▶ **Dataset extract**:
══════

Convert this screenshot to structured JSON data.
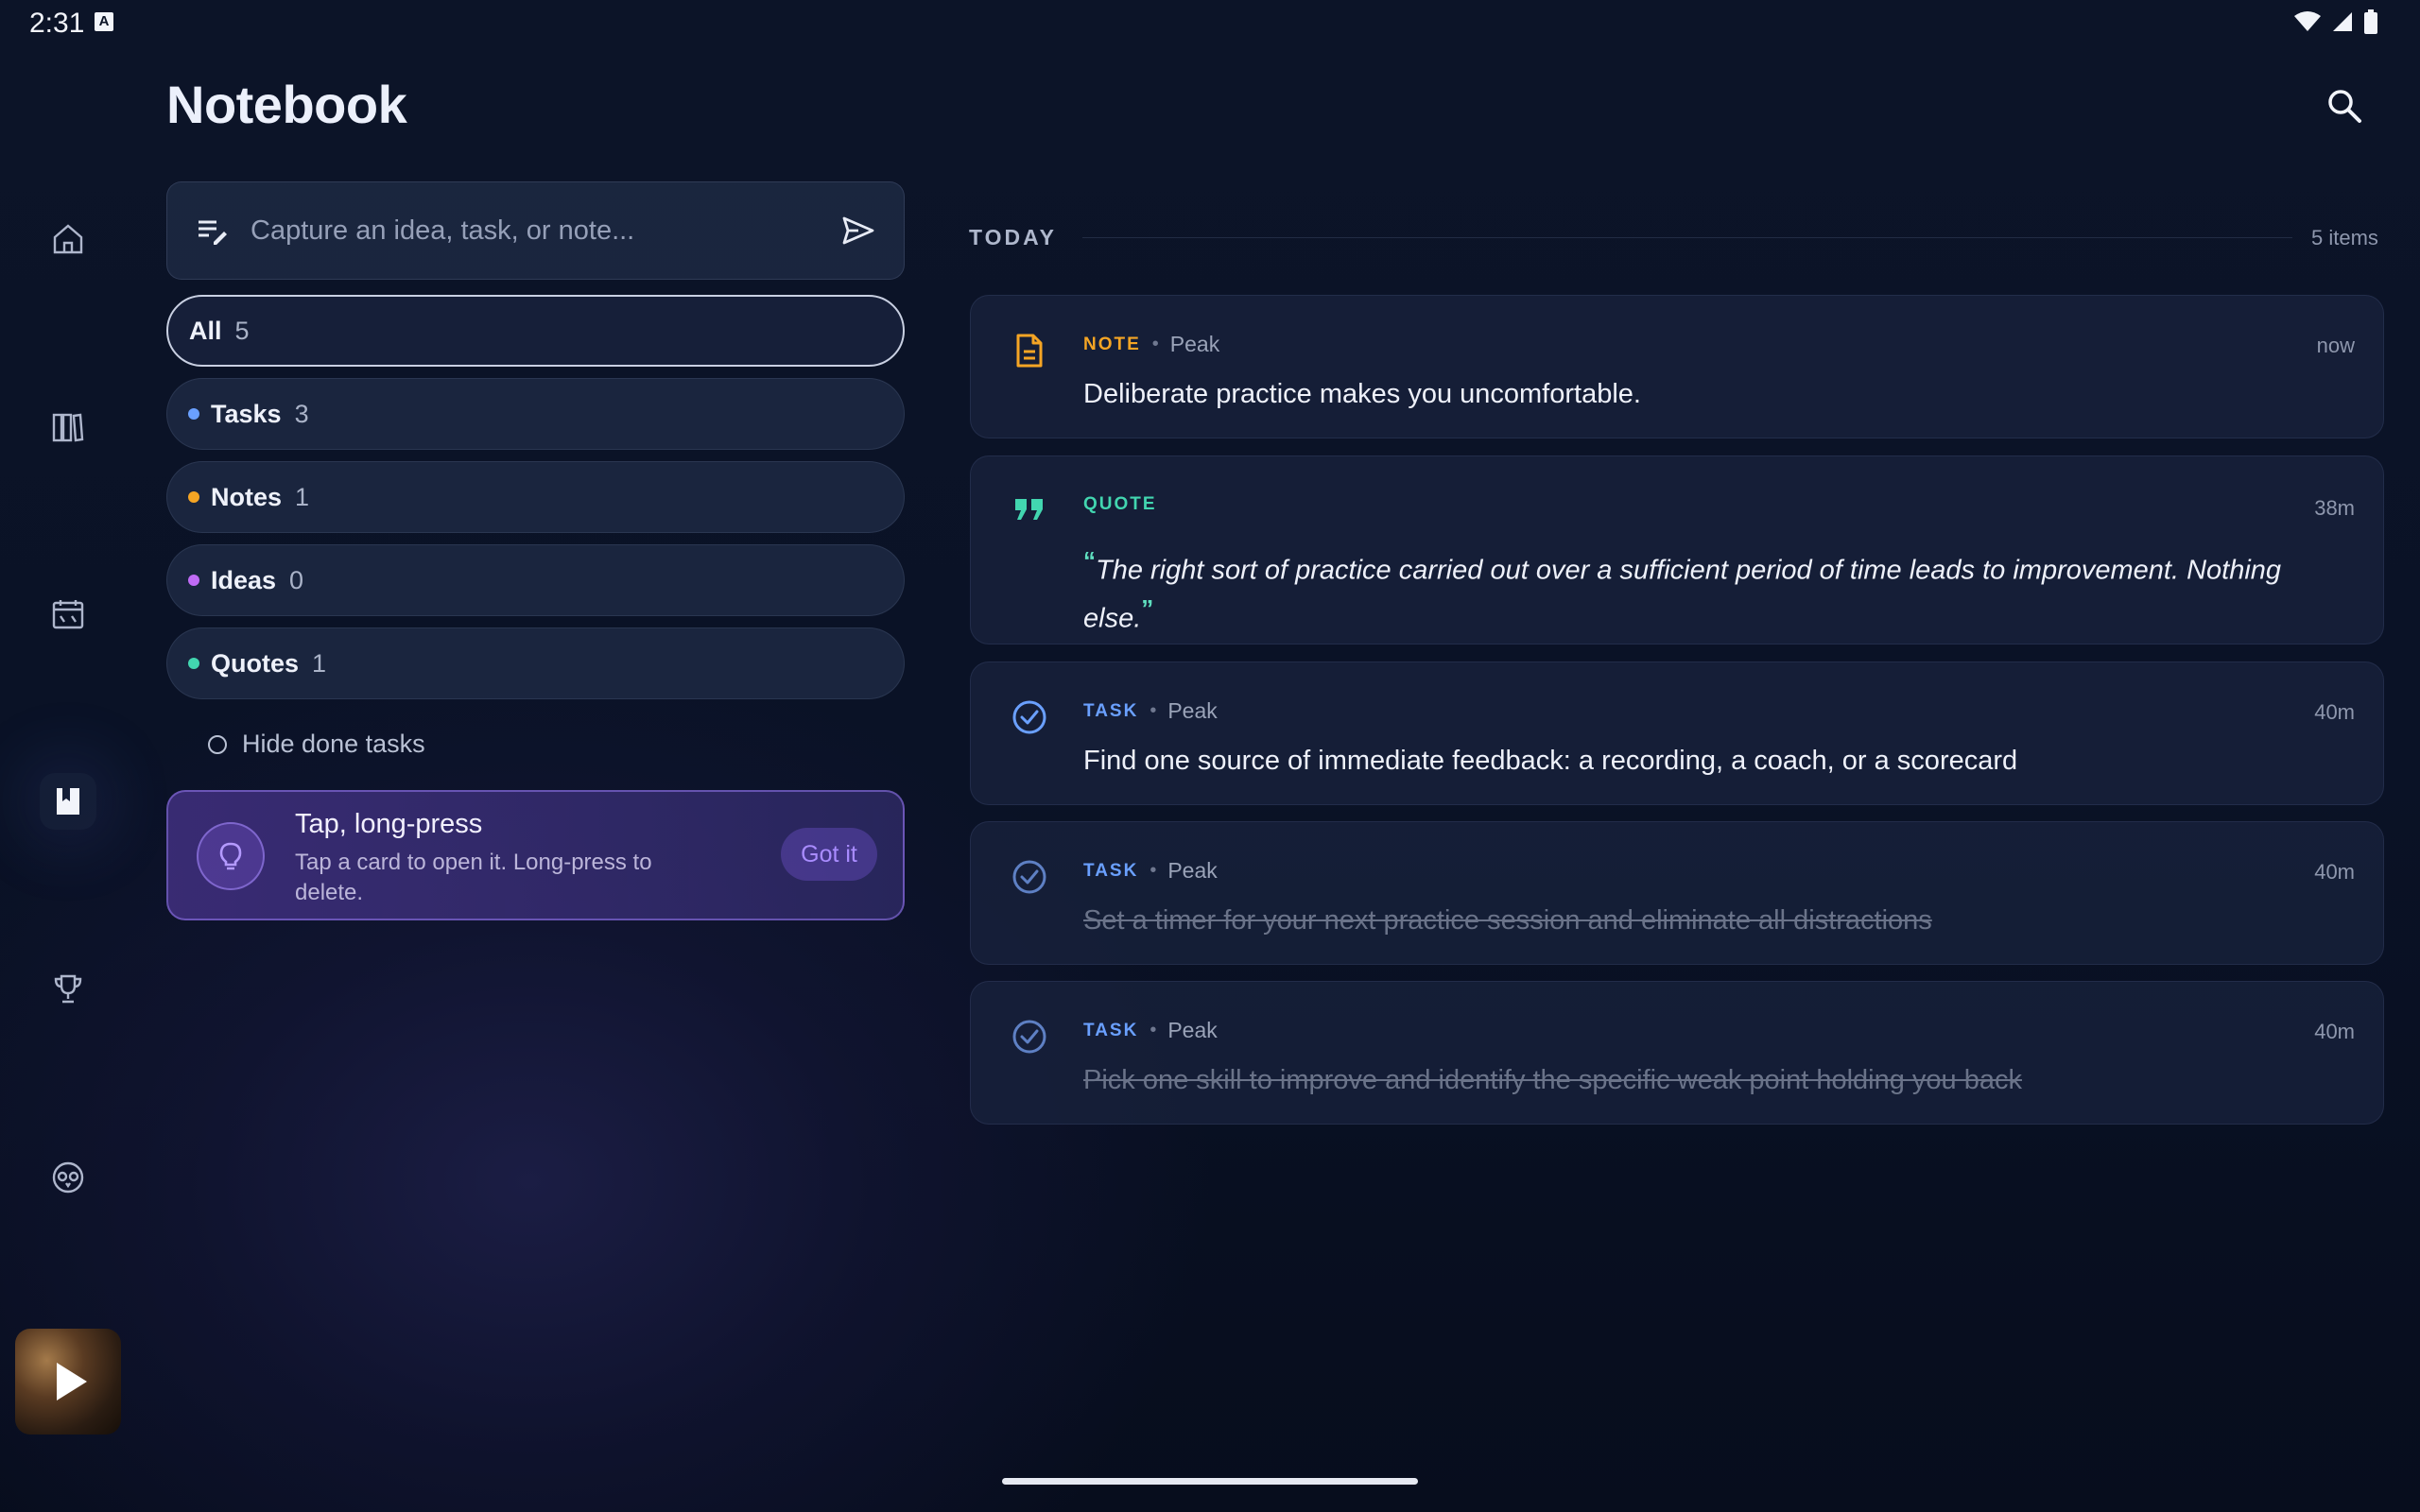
{
  "status": {
    "time": "2:31",
    "badge": "A"
  },
  "header": {
    "title": "Notebook"
  },
  "capture": {
    "placeholder": "Capture an idea, task, or note..."
  },
  "filters": [
    {
      "label": "All",
      "count": "5",
      "dot": ""
    },
    {
      "label": "Tasks",
      "count": "3",
      "dot": "#6aa0ff"
    },
    {
      "label": "Notes",
      "count": "1",
      "dot": "#f5a524"
    },
    {
      "label": "Ideas",
      "count": "0",
      "dot": "#c06bf5"
    },
    {
      "label": "Quotes",
      "count": "1",
      "dot": "#42d6b0"
    }
  ],
  "hide_done": {
    "label": "Hide done tasks"
  },
  "tip": {
    "title": "Tap, long-press",
    "body": "Tap a card to open it. Long-press to delete.",
    "button": "Got it"
  },
  "section": {
    "label": "TODAY",
    "count": "5 items"
  },
  "cards": [
    {
      "type": "NOTE",
      "type_color": "#f5a524",
      "source": "Peak",
      "time": "now",
      "text": "Deliberate practice makes you uncomfortable.",
      "icon": "note-icon"
    },
    {
      "type": "QUOTE",
      "type_color": "#42d6b0",
      "source": "",
      "time": "38m",
      "text": "The right sort of practice  carried out over a sufficient period of time leads to improvement. Nothing else.",
      "icon": "quote-icon"
    },
    {
      "type": "TASK",
      "type_color": "#6aa0ff",
      "source": "Peak",
      "time": "40m",
      "text": "Find one source of immediate feedback: a recording, a coach, or a scorecard",
      "icon": "check-circle-icon",
      "done": false
    },
    {
      "type": "TASK",
      "type_color": "#6aa0ff",
      "source": "Peak",
      "time": "40m",
      "text": "Set a timer for your next practice session and eliminate all distractions",
      "icon": "check-circle-icon",
      "done": true
    },
    {
      "type": "TASK",
      "type_color": "#6aa0ff",
      "source": "Peak",
      "time": "40m",
      "text": "Pick one skill to improve and identify the specific weak point holding you back",
      "icon": "check-circle-icon",
      "done": true
    }
  ],
  "nav": [
    "home-icon",
    "library-icon",
    "calendar-icon",
    "notebook-icon",
    "trophy-icon",
    "owl-icon"
  ]
}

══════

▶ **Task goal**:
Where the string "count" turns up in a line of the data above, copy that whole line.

▶ **Task solution**:
      "count": "5",
      "count": "3",
      "count": "1",
      "count": "0",
      "count": "1",
    "count": "5 items"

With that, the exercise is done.